Sehenswürdigkeiten

Monaco ist bekannt für seine Traumwelt und seinen Glamour, doch das Fürstenturm hat ein bemerkenswertes Erbe vorzuweisen und verfügt über eine außergewöhnliche Vielfalt an Sehenswürdigkeiten, Museen und Kunstschätze. In Kombination mit den zahlreichen Ausflugszielen im Umland ist Monaco ein beliebtes Reiseziel.
Die Statue von Juan Manuel Fangio
Diese von Joaquim Ros Sabaté entworfene Statue ist eine Hommage an den argentinischen Autorennfahrer. Weltweit gibt es sechs identische Statuen in Buenos Aires (Argentinien), Monaco, Montmeló (Spanien), Nürburg (Deutschland), Stuttgart (Deutschland) und Monza (Italien). Viele sehen in Juan Manuel Fangio den größten Rennfahrer der Geschichte. In sieben kompletten Formel-1-Saisons war er fünfmal Weltmeister (mit vier verschiedenen Teams) und zweimal Zweiter.
Opéra Garnier Monte-Carlo
Der Salle Garnier, das Schmuckstück des Casinos von Monte Carlo, zeugt noch heute von der Maßlosigkeit und Kühnheit, mit der das Casino von Monte Carlo erbaut wurde.
Die Opéra de Monte-Carlo setzt diese große Operntradition fort und fördert gleichzeitig das kreative Schaffen. Die ausgezeichnete Akustik des Salle Garnier ermöglicht es, dem Publikum einmalige Aufführungen zu bieten, wie das Monte-Carlo Jazz Festival, bei dem jeden Herbst die Größen des Jazz zusammenkommen.
 
St Paul's Anglican Church

English speaking tourism was an established feature of life on the Côte d’Azur and in Monaco a hundred and fifty years ago. Some visitors settled permanently, and in so doing, moved beyond the temporary provision of worship centres for visitors in hotels, to the building of their own churches.

A first initiative was made in Monaco in 1869, by a Mr. de Mello to erect a ‘Protestant Temple Church’ but it did not succeed. In 1888, Mr. Edward Smith, Monaco Banker, British Vice-Consul and devout churchman, bought a plot of land and erected a wooden church in the neighbouring French commune of Beausoleil. This was known as the Église Anglo-Americaine.

Bishop Sandford, Church of England Bishop in Gibraltar at that time, and responsible for  chaplaincies in southern Europe, did not approve of the initiative. Unlike France, where church and state are separate, the Roman Catholic Church in Monaco is the Established Church of the Principality. Introducing a chapel of the English Established Church was a diplomatic issue. The Anglophone expatriate community however, embraced then, as now, several nationalities, and denominations.
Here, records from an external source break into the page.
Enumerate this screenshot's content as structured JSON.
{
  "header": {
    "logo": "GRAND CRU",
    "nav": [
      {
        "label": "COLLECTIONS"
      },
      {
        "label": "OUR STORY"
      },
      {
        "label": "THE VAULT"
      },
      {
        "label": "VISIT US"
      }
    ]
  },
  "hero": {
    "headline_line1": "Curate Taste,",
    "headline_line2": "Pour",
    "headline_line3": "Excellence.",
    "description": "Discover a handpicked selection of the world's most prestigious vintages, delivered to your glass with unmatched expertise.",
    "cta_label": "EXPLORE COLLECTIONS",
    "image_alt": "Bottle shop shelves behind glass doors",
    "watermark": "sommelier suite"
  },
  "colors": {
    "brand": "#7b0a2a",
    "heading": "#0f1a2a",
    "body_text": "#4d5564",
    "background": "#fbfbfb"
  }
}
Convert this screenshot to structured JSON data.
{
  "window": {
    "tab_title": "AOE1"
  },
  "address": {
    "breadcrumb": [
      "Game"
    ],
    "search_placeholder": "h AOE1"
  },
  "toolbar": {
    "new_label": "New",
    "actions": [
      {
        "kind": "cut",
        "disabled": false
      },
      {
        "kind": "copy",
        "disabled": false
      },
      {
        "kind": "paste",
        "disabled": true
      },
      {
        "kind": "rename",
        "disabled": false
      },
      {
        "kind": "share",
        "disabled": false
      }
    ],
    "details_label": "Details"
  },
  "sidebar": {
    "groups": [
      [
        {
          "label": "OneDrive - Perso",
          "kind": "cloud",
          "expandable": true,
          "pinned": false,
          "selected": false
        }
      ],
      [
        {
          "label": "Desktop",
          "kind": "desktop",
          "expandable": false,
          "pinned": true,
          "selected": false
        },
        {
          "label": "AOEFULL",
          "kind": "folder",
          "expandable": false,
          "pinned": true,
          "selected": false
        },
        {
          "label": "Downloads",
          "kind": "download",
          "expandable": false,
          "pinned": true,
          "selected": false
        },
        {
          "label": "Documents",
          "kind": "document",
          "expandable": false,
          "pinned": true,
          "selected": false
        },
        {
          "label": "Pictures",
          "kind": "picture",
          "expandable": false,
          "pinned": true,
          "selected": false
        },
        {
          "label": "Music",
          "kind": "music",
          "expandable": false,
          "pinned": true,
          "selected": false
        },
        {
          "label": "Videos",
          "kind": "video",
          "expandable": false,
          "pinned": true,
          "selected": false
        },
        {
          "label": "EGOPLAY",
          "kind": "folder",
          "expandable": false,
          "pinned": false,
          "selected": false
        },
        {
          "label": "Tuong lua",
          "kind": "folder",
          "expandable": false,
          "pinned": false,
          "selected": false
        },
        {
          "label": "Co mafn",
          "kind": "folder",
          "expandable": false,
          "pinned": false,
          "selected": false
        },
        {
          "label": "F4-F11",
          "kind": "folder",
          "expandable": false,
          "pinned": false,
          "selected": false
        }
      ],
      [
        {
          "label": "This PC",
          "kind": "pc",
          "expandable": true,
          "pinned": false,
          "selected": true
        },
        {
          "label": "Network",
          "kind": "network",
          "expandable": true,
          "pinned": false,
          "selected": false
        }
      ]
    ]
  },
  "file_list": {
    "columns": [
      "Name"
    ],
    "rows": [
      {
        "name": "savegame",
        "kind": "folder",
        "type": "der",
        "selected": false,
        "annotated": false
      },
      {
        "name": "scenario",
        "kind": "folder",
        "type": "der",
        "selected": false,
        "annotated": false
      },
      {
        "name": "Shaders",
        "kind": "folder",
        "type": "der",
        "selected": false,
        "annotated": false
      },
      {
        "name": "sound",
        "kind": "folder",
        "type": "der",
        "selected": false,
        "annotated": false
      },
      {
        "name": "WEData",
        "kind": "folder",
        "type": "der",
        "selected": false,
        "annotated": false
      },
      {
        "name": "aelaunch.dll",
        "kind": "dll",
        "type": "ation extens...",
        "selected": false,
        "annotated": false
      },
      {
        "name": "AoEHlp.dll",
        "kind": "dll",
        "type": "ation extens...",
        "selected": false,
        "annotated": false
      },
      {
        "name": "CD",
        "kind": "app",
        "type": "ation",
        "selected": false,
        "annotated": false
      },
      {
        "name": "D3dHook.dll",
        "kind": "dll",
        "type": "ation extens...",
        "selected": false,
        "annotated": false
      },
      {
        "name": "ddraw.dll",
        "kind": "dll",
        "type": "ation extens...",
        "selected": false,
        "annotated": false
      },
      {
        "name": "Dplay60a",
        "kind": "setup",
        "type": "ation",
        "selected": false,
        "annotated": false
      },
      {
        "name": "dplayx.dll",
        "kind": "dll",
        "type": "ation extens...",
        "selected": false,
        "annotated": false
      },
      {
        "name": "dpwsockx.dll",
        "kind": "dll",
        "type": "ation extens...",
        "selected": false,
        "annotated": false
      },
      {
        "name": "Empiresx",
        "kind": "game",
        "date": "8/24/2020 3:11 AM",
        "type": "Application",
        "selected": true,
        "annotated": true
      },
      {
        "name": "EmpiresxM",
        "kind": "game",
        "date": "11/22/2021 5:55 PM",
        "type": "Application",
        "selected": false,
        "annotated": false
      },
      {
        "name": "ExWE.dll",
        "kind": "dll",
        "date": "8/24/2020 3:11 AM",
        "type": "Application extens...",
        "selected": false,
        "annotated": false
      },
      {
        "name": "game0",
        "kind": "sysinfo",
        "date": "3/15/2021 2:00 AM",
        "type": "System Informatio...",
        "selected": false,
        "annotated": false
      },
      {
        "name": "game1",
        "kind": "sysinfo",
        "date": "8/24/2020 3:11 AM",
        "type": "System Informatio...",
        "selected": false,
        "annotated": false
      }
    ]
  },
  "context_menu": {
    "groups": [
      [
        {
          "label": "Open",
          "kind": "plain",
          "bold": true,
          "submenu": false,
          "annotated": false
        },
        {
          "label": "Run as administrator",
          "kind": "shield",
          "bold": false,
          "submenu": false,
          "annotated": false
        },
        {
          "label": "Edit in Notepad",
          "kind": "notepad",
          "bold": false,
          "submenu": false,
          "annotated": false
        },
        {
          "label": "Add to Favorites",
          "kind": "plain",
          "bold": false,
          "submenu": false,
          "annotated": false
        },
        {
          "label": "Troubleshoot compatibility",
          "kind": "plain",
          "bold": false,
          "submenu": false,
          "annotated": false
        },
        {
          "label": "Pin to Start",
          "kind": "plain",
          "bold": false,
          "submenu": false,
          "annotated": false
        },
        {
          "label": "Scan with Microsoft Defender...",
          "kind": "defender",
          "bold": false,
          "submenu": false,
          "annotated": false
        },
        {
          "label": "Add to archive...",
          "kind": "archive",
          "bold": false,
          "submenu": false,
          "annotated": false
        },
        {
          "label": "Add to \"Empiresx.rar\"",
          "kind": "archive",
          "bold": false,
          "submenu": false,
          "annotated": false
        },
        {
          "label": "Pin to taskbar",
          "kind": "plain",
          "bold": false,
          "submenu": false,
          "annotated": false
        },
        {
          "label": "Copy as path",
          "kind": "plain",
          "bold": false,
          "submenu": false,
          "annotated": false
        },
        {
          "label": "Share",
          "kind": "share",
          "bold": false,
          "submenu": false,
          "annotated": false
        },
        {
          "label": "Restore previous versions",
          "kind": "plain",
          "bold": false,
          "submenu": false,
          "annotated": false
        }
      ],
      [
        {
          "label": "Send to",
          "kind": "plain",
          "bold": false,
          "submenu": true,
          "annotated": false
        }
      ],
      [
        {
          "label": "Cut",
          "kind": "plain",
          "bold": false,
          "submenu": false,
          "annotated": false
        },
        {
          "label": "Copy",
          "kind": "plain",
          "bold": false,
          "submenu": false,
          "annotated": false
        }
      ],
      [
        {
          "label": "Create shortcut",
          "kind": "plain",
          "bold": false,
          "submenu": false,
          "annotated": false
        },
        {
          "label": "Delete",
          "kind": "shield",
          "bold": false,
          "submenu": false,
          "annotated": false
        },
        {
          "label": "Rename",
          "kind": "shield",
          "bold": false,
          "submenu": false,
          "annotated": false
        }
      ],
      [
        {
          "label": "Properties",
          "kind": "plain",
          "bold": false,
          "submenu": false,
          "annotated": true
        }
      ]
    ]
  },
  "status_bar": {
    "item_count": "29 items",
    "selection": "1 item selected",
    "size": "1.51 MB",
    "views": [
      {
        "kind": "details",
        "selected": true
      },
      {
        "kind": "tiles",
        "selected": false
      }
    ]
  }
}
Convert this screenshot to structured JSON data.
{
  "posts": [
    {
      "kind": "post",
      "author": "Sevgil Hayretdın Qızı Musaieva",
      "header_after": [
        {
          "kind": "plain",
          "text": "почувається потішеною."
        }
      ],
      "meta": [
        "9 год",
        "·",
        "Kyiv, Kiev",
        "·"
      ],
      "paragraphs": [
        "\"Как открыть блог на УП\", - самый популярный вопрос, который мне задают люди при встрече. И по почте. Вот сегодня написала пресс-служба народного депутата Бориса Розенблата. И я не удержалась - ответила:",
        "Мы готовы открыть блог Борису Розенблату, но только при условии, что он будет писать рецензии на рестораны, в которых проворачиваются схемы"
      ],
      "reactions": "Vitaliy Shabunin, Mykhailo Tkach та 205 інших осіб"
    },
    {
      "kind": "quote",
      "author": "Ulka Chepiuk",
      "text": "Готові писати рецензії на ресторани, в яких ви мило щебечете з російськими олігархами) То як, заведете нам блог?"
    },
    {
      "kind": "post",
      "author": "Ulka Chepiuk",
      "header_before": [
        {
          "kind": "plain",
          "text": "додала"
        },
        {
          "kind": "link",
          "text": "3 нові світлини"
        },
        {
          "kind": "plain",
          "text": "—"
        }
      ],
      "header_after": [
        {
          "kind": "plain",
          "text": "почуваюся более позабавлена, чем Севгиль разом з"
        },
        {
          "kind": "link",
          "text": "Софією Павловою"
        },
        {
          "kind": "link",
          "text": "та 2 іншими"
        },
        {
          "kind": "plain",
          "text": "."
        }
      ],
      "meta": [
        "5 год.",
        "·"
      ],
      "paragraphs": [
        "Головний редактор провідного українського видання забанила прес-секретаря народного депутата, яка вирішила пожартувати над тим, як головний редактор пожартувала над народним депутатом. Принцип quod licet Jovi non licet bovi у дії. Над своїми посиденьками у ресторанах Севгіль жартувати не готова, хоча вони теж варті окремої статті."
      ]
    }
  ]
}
Confident in his mission, Smith went ahead and appointed a pastor without episcopal authorisation.

Integration into the diocese
Bishop Sandford eventually incorporated the church into the diocese in 1893, under the supervision of the Society for the Propagation of the Gospel, a foreign missionary organisation, with European chaplaincies in its care. The building was dedicated in honour of St Cyprian the Martyr. It prospered until 1913 when it was demolished as part of an enlargement scheme. Work was halted by the first World War, when many expatriates were obliged to leave the country. After the War, services resumed in temporary accommodation, while other arrangements were being negotiated. The Salle communale of Beausoleil is built on the site once occupied by St Cyprian’s. The bell, a few ornaments, and the credence table used to serve the main altar, are all that survive of the original church.

A New Beginning
In 1921, the Princely family of Monaco gave the land on which the present building is sited for raising an Anglican Church in the Principality. St Paul’s was built and dedicated by the Bishop of Gibraltar on 19 February 1925. The avenue des Fleurs in Monte-Carlo, on which it was located, was re-named avenue de Grande-Bretagne in honour of the occasion.